When you take a flexible payment from your pension, HMRC assumes it is just the first of 12 monthly withdrawals. As a result, this first flexible withdrawal from your pension pot is likely to be taxed at an emergency rate and will probably mean you are significantly overtaxed.
You can get this money back through your self-assessment tax return, or by applying by form to HMRC.
If you or your partner have registered for and claim child benefit, and one of you earns more than £50,000 a year, you’ll be liable for the high-income child benefit tax charge. This can be a major irritation for some couples as it needs to be paid through self-assessment. The charge increases gradually depending on how much you earn.
Your pension contributions lowers your total adjusted net income, which is how the HMRC works out whether you are liable for the child benefit tax charge. If your pension contributions scale back your adjusted net income to sit below £50,000 you can avoid the charge. If your adjusted net income total is between £50,000 and £60,000 the child benefit tax charge will be reduced.
Expert tip: If you are affected, the sensible option is to register for child benefit but opt to not receive it so you don’t have to pay the tax charge but still accumulate NI credits.
Pensions are an important part of tax and inheritance planning. It’s essential that you arrange for your pension to go where you want it to when you die – particularly as this can change according to your family circumstances.
Expert tip: Nominating a pension beneficiary is usually something that can be done in a matter of seconds online and can result in a massive tax saving for your loved ones.
Even savers who don’t pay tax - such as a partner who isn’t employed or children - can still pay into a pension and receive 20% tax relief. In this case, the ceiling on annual pension saving is £3,600, made up of your contribution of £2,880 and £720 from the Government.
At Bestinvest we do more than talk about saving you money. We offer a low-cost SIPP* (Self-invested Personal Pension) that gives you control over where your pension savings are invested, a great choice of investments, including cost-effective Ready-made Portfolios, help from pension experts and flexibility over how to access your pension savings when you reach 55. We also offer up to £500 towards exit fees if you’re keen to consolidate and transfer** your pensions to us. What are you waiting for? You can open a SIPP today.
The value of an investment may go down as well as up, and you may get back less than you originally invested.
This article does not constitute personal advice. If you are in doubt as to the suitability of an investment please contact one of our advisers.
Examples of how tax or tax relief may apply are based on our understanding of current tax legislation. Whether any tax will be payable, at what level it is charged and whether you qualify for tax relief will depend upon individual circumstances and may be subject to change in the future.
*SIPPs are not suitable for everyone. If you don’t want to invest across different asset classes or don’t think you will make use of the investment choices that SIPPs give you, then a SIPP might not be right for you. Please note, other taxes may apply when taking your pension income.
** Before you consider transferring a pension, it is important to ask yourself: Will I lose any valuable benefits or features from my existing pension plan?
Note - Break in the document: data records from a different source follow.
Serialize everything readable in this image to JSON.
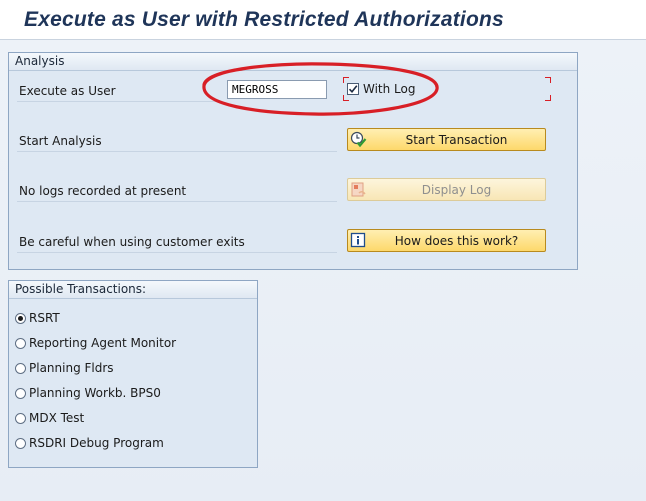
{
  "title": "Execute as User with Restricted Authorizations",
  "analysis": {
    "header": "Analysis",
    "execute_as_user_label": "Execute as User",
    "user_value": "MEGROSS",
    "with_log_label": "With Log",
    "with_log_checked": true,
    "rows": [
      {
        "label": "Start Analysis",
        "button": "Start Transaction",
        "icon": "clock-check-icon",
        "enabled": true
      },
      {
        "label": "No logs recorded at present",
        "button": "Display Log",
        "icon": "log-icon",
        "enabled": false
      },
      {
        "label": "Be careful when using customer exits",
        "button": "How does this work?",
        "icon": "info-icon",
        "enabled": true
      }
    ]
  },
  "possible": {
    "header": "Possible Transactions:",
    "options": [
      "RSRT",
      "Reporting Agent Monitor",
      "Planning Fldrs",
      "Planning Workb. BPS0",
      "MDX Test",
      "RSDRI Debug Program"
    ],
    "selected": "RSRT"
  },
  "colors": {
    "title": "#1f3559",
    "group_border": "#8ea6c3",
    "button_yellow": "#fdd86b",
    "annotation_red": "#d81f26"
  }
}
Will I incur any penalties on my existing pension if I transfer? Is it an occupational final salary pension scheme? (in which case it is very unlikely to be advisable to transfer). Have I considered the charges on my current plan? (a new arrangement may be more expensive – especially if you have a stakeholder pension).